Your assignment:
Throughout the listing that follows, find each line with the word "date" and copy it.

<<<<

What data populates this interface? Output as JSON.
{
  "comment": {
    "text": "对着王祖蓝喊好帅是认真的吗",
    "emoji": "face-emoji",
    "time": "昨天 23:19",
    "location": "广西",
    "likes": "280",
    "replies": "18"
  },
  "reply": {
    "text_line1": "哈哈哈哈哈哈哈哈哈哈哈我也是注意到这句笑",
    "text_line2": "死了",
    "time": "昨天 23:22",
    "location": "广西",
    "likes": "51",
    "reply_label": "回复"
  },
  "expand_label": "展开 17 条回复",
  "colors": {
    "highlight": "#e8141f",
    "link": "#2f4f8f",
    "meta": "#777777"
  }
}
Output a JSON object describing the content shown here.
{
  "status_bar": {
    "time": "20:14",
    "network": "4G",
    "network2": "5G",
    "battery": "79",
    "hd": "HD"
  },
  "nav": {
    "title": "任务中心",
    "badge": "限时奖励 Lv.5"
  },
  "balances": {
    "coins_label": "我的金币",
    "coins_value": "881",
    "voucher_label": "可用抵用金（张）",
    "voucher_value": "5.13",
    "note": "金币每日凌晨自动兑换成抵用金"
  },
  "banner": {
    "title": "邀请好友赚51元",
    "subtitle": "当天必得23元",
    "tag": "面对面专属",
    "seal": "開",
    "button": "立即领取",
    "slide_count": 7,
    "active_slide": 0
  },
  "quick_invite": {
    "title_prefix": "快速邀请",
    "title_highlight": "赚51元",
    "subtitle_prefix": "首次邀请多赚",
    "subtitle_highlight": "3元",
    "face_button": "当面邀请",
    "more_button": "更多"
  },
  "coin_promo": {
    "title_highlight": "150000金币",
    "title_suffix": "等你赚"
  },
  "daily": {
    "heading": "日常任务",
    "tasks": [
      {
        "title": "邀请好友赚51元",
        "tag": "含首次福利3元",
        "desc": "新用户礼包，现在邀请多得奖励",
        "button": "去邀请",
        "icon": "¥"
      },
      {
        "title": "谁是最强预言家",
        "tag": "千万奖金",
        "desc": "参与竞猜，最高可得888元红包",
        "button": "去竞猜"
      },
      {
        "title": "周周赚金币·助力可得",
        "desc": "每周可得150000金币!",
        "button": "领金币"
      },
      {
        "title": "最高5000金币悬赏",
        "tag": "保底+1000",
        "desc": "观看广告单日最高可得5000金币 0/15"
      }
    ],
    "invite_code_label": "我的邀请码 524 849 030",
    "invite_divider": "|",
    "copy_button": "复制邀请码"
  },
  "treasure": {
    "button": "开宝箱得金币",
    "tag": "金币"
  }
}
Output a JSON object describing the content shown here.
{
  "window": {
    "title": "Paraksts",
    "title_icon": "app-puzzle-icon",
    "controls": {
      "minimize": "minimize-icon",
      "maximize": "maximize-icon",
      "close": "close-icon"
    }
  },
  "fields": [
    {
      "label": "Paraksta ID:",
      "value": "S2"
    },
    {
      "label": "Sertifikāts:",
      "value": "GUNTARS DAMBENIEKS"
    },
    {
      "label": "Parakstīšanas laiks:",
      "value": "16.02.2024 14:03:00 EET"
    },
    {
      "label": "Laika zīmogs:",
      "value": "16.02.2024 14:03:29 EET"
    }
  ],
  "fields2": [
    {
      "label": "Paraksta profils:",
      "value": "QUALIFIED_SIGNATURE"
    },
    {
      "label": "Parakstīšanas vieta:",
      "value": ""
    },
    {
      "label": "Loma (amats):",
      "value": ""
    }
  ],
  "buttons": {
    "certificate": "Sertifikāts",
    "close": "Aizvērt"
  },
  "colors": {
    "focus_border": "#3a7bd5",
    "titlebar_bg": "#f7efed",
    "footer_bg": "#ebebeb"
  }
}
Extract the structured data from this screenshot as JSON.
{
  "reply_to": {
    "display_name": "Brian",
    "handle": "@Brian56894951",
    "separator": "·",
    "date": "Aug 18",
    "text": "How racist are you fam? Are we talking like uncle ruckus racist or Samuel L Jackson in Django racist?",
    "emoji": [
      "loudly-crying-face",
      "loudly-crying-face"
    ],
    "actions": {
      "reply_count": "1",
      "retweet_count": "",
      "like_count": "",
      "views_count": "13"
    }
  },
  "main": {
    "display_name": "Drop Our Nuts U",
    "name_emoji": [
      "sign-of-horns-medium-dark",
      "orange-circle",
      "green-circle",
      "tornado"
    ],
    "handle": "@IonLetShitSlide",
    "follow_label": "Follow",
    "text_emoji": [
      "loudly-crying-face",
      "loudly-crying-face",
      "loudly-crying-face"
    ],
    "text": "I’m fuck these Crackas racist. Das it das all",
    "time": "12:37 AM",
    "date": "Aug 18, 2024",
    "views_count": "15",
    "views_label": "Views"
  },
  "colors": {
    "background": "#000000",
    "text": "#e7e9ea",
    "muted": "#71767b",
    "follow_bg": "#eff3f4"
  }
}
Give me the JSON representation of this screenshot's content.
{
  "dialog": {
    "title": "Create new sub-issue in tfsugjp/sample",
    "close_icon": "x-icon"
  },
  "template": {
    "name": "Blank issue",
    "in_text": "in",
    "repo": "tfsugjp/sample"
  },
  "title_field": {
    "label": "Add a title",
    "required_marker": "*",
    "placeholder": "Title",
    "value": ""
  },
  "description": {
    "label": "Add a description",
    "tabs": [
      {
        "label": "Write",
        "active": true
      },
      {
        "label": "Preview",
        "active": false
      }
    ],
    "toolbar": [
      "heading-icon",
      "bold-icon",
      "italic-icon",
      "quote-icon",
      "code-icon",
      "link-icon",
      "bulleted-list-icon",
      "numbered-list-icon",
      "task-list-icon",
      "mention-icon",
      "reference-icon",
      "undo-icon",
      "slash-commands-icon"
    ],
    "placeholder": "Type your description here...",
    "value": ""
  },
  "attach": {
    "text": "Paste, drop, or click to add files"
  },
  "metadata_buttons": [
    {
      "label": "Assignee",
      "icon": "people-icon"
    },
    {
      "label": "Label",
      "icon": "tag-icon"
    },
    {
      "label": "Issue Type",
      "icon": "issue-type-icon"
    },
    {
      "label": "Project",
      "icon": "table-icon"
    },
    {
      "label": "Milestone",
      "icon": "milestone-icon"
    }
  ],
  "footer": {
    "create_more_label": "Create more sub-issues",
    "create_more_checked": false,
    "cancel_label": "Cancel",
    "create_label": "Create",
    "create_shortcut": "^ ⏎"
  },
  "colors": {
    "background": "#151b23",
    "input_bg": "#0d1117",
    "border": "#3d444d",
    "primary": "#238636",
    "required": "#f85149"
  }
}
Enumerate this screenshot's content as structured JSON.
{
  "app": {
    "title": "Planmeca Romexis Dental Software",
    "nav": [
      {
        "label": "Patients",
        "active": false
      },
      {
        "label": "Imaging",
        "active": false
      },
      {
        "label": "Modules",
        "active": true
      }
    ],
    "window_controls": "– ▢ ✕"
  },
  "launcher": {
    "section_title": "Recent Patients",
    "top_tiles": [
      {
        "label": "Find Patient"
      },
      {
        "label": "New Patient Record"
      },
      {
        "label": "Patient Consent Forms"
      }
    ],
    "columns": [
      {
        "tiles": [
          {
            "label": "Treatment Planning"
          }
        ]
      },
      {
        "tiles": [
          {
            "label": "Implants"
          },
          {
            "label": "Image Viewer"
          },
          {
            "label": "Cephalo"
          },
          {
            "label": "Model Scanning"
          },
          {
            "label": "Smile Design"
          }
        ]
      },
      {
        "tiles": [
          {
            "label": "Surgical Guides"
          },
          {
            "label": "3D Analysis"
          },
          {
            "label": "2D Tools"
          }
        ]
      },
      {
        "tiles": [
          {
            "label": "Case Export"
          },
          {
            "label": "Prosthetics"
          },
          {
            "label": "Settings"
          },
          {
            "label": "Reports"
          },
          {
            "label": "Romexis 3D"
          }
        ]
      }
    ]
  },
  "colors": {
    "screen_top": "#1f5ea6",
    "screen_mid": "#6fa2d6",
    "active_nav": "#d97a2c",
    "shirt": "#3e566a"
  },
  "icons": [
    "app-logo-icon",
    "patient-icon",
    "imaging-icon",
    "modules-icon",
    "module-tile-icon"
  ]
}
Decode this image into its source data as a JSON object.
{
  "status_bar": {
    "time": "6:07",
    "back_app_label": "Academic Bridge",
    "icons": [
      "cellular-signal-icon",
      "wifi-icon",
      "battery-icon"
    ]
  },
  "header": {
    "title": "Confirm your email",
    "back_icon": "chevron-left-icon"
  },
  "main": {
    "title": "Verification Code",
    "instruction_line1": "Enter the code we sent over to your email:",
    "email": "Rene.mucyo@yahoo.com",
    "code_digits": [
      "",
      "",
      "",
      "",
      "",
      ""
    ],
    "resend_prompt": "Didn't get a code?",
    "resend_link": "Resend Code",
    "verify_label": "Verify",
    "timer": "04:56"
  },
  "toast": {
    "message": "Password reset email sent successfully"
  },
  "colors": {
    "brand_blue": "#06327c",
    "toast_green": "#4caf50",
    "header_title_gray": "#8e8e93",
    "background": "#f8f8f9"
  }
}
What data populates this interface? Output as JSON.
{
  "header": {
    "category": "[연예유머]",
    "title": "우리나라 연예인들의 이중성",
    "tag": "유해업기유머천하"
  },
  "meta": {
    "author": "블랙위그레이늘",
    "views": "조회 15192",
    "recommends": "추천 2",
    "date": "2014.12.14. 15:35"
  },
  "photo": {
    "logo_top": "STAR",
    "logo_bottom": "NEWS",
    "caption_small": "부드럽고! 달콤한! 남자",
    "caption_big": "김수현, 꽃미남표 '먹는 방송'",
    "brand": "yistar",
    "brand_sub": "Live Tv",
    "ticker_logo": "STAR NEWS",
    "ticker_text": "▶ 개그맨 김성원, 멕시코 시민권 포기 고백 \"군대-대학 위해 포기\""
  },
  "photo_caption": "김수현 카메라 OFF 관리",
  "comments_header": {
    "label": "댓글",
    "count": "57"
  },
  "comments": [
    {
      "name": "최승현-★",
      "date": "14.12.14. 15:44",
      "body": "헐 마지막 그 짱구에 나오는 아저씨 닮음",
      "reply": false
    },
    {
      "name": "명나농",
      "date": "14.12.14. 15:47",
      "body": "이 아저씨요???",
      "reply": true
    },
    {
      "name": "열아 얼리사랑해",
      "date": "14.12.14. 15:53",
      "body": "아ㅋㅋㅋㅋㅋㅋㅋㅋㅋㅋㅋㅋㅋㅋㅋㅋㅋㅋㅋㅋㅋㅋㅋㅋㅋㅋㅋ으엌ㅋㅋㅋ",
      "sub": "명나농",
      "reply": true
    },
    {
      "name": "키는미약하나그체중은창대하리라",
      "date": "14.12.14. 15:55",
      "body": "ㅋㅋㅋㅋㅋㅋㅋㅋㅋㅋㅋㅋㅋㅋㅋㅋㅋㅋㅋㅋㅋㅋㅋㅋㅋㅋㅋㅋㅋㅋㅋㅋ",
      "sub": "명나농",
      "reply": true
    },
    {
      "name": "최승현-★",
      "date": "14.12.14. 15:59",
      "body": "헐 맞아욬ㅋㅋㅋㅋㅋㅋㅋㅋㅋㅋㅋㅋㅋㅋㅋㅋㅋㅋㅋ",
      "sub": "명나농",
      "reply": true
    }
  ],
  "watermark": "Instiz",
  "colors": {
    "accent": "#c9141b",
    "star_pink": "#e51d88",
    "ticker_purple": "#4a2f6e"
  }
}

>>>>

Solution to the problem:
    "date": "Aug 18",
    "date": "Aug 18, 2024",
    "date": "2014.12.14. 15:35"
      "date": "14.12.14. 15:44",
      "date": "14.12.14. 15:47",
      "date": "14.12.14. 15:53",
      "date": "14.12.14. 15:55",
      "date": "14.12.14. 15:59",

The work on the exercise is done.